TV Land’s ‘Retired at 35’ gets old quickly
"Hot in Cleveland’’ returns for season 2 tonight with Betty White in a prison cell playing harmonica and singing “Nobody Knows the Trouble I’ve Seen.’’ “Hey, Fresh Meat, pipe down,’’ her surly cellmate warns her and — OMTVG! — it’s Mary Tyler Moore. By the end of the bit, Moore has sampled Lou Grant’s famous line from the premiere of “The Mary Tyler Moore Show’’: “I hate spunk.’’
The scene, the only one featuring Moore, is a classic-TV nano-rush, as the two “Moore Show’’ alums create a brief moment. It’s the best thing TV Land’s popular old-school laugh-track sitcom “Hot in Cleveland,’’ at 10 p.m., has to offer: former sitcom giants Jane Leeves, Wendie Malick, Valerie Bertinelli, and White knocking a puck around, back on the vaudeville circuit.
Don’t ask me what “Retired at 35’’ has to offer. TV Land’s new companion sitcom for “Hot in Cleveland’’ is a piece of brash nonsense that, with jokes featuring older people talking about “Facialbook’’ and “texturizing,’’ seems like it was written to target people who died about 30 years ago. Worse, the show that “Retired at 35’’ most closely resembles is one of this season’s least welcome newcomers, CBS’s “$#*! My Dad Says.’’ “Retired,’’ which premieres tonight at 10:30, is “$#*! My Dad and Mom Say.’’
George Segal is the dad, Alan, who lives with his wife, Elaine (Jessica Walter) in a Florida retirement community. They barely tolerate each other, bantering hostilely about their dead sex life and Elaine’s passion for painting naked men. When their son, David (Johnathan McClain), moves back home from New York, their marriage falls apart completely. They separate, although, since Walter is a series regular, their separation isn’t going to be decisive. When dad isn’t spouting the crazy to David, mom is.
Now that David lives with his father, the two predictably become like a distorted married couple, with dad pushing son to make more bacon and son harping on dad about how unhealthy bacon is. Son gets out of shower to find dad using the toilet — like that. Meanwhile, David and his townie friend flirt with a local bartender, David gets involved with an older woman, and dad tries to date — three subplots that seem to intertwine in unfunny and potentially uncomfortable ways.

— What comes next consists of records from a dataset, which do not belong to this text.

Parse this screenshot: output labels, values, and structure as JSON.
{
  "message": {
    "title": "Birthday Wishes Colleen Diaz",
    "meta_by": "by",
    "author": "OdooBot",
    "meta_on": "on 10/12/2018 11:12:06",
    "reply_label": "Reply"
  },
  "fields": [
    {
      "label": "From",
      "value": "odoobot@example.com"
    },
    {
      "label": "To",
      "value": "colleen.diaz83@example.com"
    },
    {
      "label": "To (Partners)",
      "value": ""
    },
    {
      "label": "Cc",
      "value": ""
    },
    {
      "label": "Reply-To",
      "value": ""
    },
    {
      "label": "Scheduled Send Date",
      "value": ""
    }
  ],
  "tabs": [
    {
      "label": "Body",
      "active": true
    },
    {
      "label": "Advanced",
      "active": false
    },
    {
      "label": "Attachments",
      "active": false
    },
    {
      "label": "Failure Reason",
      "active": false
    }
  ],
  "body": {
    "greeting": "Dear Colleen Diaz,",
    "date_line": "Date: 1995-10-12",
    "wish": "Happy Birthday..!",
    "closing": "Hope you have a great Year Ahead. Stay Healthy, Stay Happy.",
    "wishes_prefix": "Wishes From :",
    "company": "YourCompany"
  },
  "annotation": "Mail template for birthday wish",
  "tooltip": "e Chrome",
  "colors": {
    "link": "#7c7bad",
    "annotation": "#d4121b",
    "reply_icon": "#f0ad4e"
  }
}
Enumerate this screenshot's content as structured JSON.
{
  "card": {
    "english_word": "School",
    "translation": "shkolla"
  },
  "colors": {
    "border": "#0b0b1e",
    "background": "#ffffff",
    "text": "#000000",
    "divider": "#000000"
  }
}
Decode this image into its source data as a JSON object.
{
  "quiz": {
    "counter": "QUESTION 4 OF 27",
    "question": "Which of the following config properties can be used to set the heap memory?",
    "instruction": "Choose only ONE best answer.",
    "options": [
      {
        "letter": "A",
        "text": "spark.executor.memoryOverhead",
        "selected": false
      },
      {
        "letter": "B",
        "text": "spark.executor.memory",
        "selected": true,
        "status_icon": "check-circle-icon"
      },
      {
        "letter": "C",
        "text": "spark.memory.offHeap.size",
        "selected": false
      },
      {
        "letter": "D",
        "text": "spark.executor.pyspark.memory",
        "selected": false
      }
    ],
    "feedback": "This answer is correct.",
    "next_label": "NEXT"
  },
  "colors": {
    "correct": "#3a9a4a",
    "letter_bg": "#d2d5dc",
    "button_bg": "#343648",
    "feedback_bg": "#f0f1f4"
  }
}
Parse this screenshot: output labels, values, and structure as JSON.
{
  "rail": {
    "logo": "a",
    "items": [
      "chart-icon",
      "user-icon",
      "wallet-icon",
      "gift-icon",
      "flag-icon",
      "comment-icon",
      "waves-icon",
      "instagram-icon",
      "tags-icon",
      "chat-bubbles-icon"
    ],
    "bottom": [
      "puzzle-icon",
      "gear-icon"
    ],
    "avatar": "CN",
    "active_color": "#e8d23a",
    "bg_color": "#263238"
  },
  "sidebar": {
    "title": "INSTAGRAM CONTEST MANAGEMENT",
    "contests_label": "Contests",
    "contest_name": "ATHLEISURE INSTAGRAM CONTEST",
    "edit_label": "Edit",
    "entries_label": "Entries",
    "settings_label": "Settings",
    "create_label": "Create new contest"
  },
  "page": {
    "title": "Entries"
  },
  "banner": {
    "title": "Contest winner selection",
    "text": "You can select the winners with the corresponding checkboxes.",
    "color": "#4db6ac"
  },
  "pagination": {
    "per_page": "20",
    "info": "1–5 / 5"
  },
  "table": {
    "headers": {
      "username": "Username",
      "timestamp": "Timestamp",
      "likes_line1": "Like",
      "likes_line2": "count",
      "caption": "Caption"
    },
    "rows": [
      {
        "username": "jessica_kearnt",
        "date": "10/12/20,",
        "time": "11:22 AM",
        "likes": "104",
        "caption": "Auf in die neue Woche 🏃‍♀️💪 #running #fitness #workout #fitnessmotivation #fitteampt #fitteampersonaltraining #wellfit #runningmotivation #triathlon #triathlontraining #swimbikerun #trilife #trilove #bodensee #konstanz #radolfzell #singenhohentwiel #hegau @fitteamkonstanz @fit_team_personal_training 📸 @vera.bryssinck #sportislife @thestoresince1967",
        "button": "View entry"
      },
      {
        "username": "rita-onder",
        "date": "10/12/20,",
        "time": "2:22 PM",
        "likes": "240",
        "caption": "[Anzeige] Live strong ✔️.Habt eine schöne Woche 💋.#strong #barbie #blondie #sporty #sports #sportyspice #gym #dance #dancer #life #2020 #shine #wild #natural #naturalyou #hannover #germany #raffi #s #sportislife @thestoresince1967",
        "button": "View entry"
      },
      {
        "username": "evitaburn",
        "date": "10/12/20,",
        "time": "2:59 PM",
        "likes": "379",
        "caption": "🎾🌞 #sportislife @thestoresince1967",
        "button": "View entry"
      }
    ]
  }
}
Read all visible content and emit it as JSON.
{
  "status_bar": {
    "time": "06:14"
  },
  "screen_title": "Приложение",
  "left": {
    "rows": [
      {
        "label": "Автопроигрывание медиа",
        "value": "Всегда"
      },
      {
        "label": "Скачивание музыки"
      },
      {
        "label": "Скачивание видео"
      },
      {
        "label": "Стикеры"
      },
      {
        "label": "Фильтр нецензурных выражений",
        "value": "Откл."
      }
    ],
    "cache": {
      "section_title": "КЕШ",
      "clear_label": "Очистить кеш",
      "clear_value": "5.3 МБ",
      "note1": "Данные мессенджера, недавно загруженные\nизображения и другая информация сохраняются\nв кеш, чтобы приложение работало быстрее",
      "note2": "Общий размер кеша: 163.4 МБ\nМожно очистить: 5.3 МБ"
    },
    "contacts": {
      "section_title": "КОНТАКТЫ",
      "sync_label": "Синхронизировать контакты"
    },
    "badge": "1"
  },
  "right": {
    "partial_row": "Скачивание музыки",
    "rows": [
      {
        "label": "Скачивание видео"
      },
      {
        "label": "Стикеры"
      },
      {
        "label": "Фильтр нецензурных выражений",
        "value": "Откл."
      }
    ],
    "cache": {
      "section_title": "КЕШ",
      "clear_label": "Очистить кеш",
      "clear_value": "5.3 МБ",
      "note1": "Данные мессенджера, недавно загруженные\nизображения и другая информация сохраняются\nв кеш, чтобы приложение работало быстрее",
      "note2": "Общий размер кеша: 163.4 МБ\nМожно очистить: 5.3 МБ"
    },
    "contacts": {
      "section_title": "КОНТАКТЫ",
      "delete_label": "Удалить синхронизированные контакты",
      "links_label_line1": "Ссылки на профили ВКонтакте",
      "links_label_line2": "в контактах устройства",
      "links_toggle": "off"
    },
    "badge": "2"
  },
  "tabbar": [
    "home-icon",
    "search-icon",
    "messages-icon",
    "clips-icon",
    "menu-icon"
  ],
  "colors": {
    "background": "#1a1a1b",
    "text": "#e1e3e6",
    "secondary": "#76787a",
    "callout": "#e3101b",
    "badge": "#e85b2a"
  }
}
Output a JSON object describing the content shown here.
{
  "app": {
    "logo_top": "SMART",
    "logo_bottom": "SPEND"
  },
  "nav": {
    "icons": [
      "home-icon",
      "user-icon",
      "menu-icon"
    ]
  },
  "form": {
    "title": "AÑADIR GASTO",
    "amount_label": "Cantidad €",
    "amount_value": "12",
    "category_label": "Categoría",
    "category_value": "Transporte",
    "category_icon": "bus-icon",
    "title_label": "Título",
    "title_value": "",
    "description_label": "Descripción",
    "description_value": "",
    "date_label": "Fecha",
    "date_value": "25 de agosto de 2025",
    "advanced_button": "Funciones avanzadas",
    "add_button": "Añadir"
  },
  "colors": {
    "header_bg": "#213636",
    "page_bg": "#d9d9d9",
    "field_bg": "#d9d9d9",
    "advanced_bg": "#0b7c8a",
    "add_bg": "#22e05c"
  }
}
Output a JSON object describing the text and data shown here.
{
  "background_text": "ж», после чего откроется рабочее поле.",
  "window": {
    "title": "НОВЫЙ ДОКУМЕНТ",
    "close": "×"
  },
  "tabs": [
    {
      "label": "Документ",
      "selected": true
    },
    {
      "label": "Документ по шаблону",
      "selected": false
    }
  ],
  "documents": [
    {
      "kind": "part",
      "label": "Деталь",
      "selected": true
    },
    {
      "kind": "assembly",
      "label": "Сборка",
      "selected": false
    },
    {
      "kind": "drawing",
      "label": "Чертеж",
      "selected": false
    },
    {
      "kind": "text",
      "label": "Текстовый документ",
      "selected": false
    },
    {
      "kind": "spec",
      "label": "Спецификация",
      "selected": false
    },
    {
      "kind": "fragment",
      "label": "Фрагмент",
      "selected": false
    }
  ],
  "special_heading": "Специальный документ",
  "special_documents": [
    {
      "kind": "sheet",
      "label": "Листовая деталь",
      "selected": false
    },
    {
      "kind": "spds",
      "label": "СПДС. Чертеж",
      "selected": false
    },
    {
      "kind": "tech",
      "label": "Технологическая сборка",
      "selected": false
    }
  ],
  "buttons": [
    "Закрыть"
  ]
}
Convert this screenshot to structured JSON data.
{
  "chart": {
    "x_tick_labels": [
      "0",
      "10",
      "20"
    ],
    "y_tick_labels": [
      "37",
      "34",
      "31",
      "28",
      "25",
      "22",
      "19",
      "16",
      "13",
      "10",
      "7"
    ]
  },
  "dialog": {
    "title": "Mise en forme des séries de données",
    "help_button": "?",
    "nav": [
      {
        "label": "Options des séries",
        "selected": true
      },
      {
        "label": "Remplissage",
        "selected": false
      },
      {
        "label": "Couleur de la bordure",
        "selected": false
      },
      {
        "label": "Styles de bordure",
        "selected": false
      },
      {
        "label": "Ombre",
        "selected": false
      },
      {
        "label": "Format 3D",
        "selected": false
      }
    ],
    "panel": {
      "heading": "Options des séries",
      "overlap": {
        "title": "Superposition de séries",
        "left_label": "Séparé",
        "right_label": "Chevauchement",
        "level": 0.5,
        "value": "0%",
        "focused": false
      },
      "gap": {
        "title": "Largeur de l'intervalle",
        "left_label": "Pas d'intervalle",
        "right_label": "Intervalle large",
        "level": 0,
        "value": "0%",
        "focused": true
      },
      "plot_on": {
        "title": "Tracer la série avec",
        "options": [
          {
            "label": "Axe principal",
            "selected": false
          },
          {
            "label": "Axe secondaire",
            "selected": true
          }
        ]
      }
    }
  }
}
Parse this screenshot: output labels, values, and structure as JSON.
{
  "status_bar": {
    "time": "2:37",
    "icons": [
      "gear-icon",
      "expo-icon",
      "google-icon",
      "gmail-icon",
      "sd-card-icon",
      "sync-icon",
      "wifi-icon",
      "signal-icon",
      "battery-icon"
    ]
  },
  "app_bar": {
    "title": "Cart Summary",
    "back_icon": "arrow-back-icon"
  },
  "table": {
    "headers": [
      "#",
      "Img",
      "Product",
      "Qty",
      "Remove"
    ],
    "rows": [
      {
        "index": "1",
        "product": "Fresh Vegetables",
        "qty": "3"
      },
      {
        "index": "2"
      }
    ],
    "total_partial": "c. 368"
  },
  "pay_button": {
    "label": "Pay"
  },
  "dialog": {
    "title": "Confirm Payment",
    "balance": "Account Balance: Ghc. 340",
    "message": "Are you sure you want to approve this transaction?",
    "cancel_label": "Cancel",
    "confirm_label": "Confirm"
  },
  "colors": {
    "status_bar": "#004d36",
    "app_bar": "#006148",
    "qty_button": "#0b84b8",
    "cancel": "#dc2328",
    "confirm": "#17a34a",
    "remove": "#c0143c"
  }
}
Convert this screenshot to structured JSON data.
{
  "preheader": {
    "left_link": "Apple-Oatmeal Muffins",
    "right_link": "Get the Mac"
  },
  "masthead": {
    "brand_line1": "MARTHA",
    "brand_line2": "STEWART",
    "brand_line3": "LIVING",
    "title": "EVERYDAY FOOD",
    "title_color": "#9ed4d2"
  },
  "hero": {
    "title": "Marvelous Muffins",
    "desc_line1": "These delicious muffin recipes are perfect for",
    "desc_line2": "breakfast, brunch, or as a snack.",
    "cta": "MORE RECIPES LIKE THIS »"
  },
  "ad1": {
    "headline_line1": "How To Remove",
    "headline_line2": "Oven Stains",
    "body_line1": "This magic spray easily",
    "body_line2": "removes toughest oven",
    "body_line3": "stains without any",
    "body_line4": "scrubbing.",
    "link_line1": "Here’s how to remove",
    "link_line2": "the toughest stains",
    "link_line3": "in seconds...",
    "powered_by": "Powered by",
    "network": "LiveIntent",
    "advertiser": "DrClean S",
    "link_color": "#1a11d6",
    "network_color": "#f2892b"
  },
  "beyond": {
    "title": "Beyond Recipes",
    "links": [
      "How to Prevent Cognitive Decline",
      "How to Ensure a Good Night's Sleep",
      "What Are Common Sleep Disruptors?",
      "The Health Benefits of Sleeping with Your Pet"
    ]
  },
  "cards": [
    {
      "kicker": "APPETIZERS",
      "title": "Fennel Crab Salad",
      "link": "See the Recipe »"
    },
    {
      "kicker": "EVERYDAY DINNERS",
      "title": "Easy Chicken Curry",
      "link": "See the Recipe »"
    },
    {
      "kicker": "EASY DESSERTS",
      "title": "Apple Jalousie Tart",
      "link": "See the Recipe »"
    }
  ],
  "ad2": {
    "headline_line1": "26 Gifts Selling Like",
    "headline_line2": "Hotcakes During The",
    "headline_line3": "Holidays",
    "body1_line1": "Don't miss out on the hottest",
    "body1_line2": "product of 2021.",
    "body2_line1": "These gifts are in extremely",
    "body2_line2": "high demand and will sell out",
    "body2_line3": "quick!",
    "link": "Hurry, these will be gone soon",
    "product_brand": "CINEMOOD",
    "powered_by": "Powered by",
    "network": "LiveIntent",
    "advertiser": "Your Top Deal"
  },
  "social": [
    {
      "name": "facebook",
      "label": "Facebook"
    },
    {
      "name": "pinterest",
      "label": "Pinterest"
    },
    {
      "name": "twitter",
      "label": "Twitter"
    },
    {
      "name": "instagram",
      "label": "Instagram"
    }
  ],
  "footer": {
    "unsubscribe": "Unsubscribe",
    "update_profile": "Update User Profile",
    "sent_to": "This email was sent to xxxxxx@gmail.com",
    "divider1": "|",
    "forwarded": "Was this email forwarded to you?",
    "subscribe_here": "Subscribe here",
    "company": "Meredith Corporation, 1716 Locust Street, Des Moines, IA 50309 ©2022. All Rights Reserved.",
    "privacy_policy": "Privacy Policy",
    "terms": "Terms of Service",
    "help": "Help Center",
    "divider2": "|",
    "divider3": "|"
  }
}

Most of the show’s nonstop one-liners are either about the sex lives of the elderly or the generation gap. Casey Wilson, who was on “Saturday Night Live,’’ adds a bit of promise to the premiere, as David’s much younger and jealous sister — “Unexpected Amy, that’s me!’’ she says bitterly. But Wilson is gone by episode 2, since she jumped to an ABC relationship sitcom due in April called “Happy Endings.’’ Indeed, that sounds like a lot more fun than this unhappy beginning.